»»

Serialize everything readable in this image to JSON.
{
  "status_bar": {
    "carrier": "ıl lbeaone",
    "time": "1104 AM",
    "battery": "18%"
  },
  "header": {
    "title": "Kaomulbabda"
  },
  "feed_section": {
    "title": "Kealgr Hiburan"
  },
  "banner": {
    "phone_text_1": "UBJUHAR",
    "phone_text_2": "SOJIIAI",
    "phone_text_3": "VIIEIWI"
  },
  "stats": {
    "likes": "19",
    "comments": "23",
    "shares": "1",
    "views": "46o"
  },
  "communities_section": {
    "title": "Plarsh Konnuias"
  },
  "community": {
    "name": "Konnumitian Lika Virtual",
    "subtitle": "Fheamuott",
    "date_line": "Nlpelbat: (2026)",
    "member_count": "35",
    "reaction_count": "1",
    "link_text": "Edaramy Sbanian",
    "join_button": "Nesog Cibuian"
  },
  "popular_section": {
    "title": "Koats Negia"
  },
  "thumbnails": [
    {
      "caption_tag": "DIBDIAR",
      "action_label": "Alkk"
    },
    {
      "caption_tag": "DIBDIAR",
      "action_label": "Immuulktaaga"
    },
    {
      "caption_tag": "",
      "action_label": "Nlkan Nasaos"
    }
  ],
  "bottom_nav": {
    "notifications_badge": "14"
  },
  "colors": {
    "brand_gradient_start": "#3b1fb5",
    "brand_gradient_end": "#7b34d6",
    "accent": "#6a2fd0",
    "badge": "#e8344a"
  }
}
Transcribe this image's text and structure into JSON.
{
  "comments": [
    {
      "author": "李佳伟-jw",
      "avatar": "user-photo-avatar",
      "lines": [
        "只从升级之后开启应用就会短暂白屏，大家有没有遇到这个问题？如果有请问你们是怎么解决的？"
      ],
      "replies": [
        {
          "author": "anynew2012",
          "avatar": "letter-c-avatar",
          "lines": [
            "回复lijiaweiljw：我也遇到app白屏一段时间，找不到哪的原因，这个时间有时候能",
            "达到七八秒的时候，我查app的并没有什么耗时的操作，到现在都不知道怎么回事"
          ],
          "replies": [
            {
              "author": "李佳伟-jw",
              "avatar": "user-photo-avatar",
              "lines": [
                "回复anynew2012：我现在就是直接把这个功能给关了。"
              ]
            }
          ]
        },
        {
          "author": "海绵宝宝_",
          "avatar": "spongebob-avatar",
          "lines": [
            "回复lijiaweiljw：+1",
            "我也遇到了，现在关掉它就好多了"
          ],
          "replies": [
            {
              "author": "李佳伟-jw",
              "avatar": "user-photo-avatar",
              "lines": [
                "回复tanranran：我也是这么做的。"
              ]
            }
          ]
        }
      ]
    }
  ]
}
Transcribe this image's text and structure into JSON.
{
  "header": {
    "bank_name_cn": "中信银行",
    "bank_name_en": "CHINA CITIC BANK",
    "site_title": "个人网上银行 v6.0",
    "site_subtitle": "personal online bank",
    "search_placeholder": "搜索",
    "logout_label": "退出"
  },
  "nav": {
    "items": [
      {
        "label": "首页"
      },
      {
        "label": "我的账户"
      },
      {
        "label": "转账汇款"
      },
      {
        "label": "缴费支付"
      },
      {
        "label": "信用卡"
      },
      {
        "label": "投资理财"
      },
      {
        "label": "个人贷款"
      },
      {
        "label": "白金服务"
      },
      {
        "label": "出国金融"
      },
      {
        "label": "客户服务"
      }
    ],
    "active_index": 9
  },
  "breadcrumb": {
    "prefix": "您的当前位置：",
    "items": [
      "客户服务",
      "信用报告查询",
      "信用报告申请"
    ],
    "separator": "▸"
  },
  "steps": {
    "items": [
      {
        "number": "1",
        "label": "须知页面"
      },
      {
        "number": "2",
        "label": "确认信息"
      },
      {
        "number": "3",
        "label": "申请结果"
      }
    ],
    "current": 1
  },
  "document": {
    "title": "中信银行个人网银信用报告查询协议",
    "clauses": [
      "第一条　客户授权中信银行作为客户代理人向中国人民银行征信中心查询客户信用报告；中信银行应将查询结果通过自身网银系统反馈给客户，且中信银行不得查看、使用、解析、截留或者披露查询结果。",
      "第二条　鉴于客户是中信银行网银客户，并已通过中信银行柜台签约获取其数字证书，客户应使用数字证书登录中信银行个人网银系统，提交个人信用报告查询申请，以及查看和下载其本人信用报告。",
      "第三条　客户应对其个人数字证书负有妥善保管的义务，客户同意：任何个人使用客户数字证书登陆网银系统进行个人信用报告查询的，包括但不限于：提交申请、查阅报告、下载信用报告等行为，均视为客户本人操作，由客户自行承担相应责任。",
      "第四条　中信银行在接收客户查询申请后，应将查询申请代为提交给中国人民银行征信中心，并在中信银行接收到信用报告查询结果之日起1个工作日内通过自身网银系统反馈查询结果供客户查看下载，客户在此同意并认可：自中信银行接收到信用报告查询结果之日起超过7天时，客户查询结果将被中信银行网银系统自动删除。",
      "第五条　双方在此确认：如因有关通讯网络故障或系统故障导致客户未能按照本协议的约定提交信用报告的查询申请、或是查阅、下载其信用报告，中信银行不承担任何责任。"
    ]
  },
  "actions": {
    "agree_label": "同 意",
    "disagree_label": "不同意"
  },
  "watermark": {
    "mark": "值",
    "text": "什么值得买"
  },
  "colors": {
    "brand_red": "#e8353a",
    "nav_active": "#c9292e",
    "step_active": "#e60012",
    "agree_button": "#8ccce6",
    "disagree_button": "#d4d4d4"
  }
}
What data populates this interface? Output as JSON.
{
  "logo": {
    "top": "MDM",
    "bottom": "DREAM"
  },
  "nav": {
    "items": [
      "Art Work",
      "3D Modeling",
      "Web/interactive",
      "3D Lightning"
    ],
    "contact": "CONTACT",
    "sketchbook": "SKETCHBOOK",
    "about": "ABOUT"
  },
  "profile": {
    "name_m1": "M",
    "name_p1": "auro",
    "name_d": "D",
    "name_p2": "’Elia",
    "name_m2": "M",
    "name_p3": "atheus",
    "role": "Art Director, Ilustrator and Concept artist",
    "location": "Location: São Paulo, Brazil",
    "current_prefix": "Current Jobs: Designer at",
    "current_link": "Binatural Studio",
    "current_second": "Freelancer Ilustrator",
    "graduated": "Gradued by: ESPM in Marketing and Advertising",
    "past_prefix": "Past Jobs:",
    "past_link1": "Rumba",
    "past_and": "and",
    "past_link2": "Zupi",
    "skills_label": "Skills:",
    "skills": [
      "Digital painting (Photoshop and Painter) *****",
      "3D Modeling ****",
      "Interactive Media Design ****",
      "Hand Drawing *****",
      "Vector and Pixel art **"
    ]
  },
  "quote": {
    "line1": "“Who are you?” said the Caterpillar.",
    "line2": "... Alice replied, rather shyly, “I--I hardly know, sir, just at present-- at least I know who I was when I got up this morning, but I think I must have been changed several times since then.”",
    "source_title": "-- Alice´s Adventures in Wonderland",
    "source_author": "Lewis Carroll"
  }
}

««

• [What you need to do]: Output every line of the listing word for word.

• [Answer box]:
Serialize everything readable in this image to JSON.
{
  "status_bar": {
    "carrier": "ıl lbeaone",
    "time": "1104 AM",
    "battery": "18%"
  },
  "header": {
    "title": "Kaomulbabda"
  },
  "feed_section": {
    "title": "Kealgr Hiburan"
  },
  "banner": {
    "phone_text_1": "UBJUHAR",
    "phone_text_2": "SOJIIAI",
    "phone_text_3": "VIIEIWI"
  },
  "stats": {
    "likes": "19",
    "comments": "23",
    "shares": "1",
    "views": "46o"
  },
  "communities_section": {
    "title": "Plarsh Konnuias"
  },
  "community": {
    "name": "Konnumitian Lika Virtual",
    "subtitle": "Fheamuott",
    "date_line": "Nlpelbat: (2026)",
    "member_count": "35",
    "reaction_count": "1",
    "link_text": "Edaramy Sbanian",
    "join_button": "Nesog Cibuian"
  },
  "popular_section": {
    "title": "Koats Negia"
  },
  "thumbnails": [
    {
      "caption_tag": "DIBDIAR",
      "action_label": "Alkk"
    },
    {
      "caption_tag": "DIBDIAR",
      "action_label": "Immuulktaaga"
    },
    {
      "caption_tag": "",
      "action_label": "Nlkan Nasaos"
    }
  ],
  "bottom_nav": {
    "notifications_badge": "14"
  },
  "colors": {
    "brand_gradient_start": "#3b1fb5",
    "brand_gradient_end": "#7b34d6",
    "accent": "#6a2fd0",
    "badge": "#e8344a"
  }
}
Transcribe this image's text and structure into JSON.
{
  "comments": [
    {
      "author": "李佳伟-jw",
      "avatar": "user-photo-avatar",
      "lines": [
        "只从升级之后开启应用就会短暂白屏，大家有没有遇到这个问题？如果有请问你们是怎么解决的？"
      ],
      "replies": [
        {
          "author": "anynew2012",
          "avatar": "letter-c-avatar",
          "lines": [
            "回复lijiaweiljw：我也遇到app白屏一段时间，找不到哪的原因，这个时间有时候能",
            "达到七八秒的时候，我查app的并没有什么耗时的操作，到现在都不知道怎么回事"
          ],
          "replies": [
            {
              "author": "李佳伟-jw",
              "avatar": "user-photo-avatar",
              "lines": [
                "回复anynew2012：我现在就是直接把这个功能给关了。"
              ]
            }
          ]
        },
        {
          "author": "海绵宝宝_",
          "avatar": "spongebob-avatar",
          "lines": [
            "回复lijiaweiljw：+1",
            "我也遇到了，现在关掉它就好多了"
          ],
          "replies": [
            {
              "author": "李佳伟-jw",
              "avatar": "user-photo-avatar",
              "lines": [
                "回复tanranran：我也是这么做的。"
              ]
            }
          ]
        }
      ]
    }
  ]
}
Transcribe this image's text and structure into JSON.
{
  "header": {
    "bank_name_cn": "中信银行",
    "bank_name_en": "CHINA CITIC BANK",
    "site_title": "个人网上银行 v6.0",
    "site_subtitle": "personal online bank",
    "search_placeholder": "搜索",
    "logout_label": "退出"
  },
  "nav": {
    "items": [
      {
        "label": "首页"
      },
      {
        "label": "我的账户"
      },
      {
        "label": "转账汇款"
      },
      {
        "label": "缴费支付"
      },
      {
        "label": "信用卡"
      },
      {
        "label": "投资理财"
      },
      {
        "label": "个人贷款"
      },
      {
        "label": "白金服务"
      },
      {
        "label": "出国金融"
      },
      {
        "label": "客户服务"
      }
    ],
    "active_index": 9
  },
  "breadcrumb": {
    "prefix": "您的当前位置：",
    "items": [
      "客户服务",
      "信用报告查询",
      "信用报告申请"
    ],
    "separator": "▸"
  },
  "steps": {
    "items": [
      {
        "number": "1",
        "label": "须知页面"
      },
      {
        "number": "2",
        "label": "确认信息"
      },
      {
        "number": "3",
        "label": "申请结果"
      }
    ],
    "current": 1
  },
  "document": {
    "title": "中信银行个人网银信用报告查询协议",
    "clauses": [
      "第一条　客户授权中信银行作为客户代理人向中国人民银行征信中心查询客户信用报告；中信银行应将查询结果通过自身网银系统反馈给客户，且中信银行不得查看、使用、解析、截留或者披露查询结果。",
      "第二条　鉴于客户是中信银行网银客户，并已通过中信银行柜台签约获取其数字证书，客户应使用数字证书登录中信银行个人网银系统，提交个人信用报告查询申请，以及查看和下载其本人信用报告。",
      "第三条　客户应对其个人数字证书负有妥善保管的义务，客户同意：任何个人使用客户数字证书登陆网银系统进行个人信用报告查询的，包括但不限于：提交申请、查阅报告、下载信用报告等行为，均视为客户本人操作，由客户自行承担相应责任。",
      "第四条　中信银行在接收客户查询申请后，应将查询申请代为提交给中国人民银行征信中心，并在中信银行接收到信用报告查询结果之日起1个工作日内通过自身网银系统反馈查询结果供客户查看下载，客户在此同意并认可：自中信银行接收到信用报告查询结果之日起超过7天时，客户查询结果将被中信银行网银系统自动删除。",
      "第五条　双方在此确认：如因有关通讯网络故障或系统故障导致客户未能按照本协议的约定提交信用报告的查询申请、或是查阅、下载其信用报告，中信银行不承担任何责任。"
    ]
  },
  "actions": {
    "agree_label": "同 意",
    "disagree_label": "不同意"
  },
  "watermark": {
    "mark": "值",
    "text": "什么值得买"
  },
  "colors": {
    "brand_red": "#e8353a",
    "nav_active": "#c9292e",
    "step_active": "#e60012",
    "agree_button": "#8ccce6",
    "disagree_button": "#d4d4d4"
  }
}
What data populates this interface? Output as JSON.
{
  "logo": {
    "top": "MDM",
    "bottom": "DREAM"
  },
  "nav": {
    "items": [
      "Art Work",
      "3D Modeling",
      "Web/interactive",
      "3D Lightning"
    ],
    "contact": "CONTACT",
    "sketchbook": "SKETCHBOOK",
    "about": "ABOUT"
  },
  "profile": {
    "name_m1": "M",
    "name_p1": "auro",
    "name_d": "D",
    "name_p2": "’Elia",
    "name_m2": "M",
    "name_p3": "atheus",
    "role": "Art Director, Ilustrator and Concept artist",
    "location": "Location: São Paulo, Brazil",
    "current_prefix": "Current Jobs: Designer at",
    "current_link": "Binatural Studio",
    "current_second": "Freelancer Ilustrator",
    "graduated": "Gradued by: ESPM in Marketing and Advertising",
    "past_prefix": "Past Jobs:",
    "past_link1": "Rumba",
    "past_and": "and",
    "past_link2": "Zupi",
    "skills_label": "Skills:",
    "skills": [
      "Digital painting (Photoshop and Painter) *****",
      "3D Modeling ****",
      "Interactive Media Design ****",
      "Hand Drawing *****",
      "Vector and Pixel art **"
    ]
  },
  "quote": {
    "line1": "“Who are you?” said the Caterpillar.",
    "line2": "... Alice replied, rather shyly, “I--I hardly know, sir, just at present-- at least I know who I was when I got up this morning, but I think I must have been changed several times since then.”",
    "source_title": "-- Alice´s Adventures in Wonderland",
    "source_author": "Lewis Carroll"
  }
}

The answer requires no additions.